**TASK TO COMPLETE:** Which of the lines below hold "Forms"? Please return each one.

┄┄┄┄┄┄┄┄┄┄

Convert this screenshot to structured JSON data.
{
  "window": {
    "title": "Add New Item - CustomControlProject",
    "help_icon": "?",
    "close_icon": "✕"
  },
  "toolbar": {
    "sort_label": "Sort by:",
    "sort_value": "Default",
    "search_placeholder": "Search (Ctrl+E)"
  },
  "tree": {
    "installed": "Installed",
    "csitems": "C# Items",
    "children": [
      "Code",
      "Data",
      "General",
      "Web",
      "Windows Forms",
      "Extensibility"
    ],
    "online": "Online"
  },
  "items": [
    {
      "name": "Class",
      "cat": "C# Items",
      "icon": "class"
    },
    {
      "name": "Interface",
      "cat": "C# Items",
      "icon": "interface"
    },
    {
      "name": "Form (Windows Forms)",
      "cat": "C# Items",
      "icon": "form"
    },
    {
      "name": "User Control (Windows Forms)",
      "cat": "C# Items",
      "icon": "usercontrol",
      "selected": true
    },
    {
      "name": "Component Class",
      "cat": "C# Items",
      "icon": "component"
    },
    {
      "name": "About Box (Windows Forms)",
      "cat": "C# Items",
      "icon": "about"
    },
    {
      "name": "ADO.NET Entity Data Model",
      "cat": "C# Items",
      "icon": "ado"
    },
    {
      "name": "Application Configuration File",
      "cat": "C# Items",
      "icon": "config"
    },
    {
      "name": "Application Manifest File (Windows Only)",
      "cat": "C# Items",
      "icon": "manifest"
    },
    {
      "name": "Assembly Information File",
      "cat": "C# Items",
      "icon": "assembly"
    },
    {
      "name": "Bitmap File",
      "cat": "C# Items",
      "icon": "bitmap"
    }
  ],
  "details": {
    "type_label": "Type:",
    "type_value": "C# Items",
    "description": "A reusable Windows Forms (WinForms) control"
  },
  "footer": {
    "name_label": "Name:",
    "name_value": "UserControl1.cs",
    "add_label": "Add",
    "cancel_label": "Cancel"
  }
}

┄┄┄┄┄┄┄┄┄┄

**TASK ANSWER:**
      "Windows Forms",
      "name": "Form (Windows Forms)",
      "name": "User Control (Windows Forms)",
      "name": "About Box (Windows Forms)",
    "description": "A reusable Windows Forms (WinForms) control"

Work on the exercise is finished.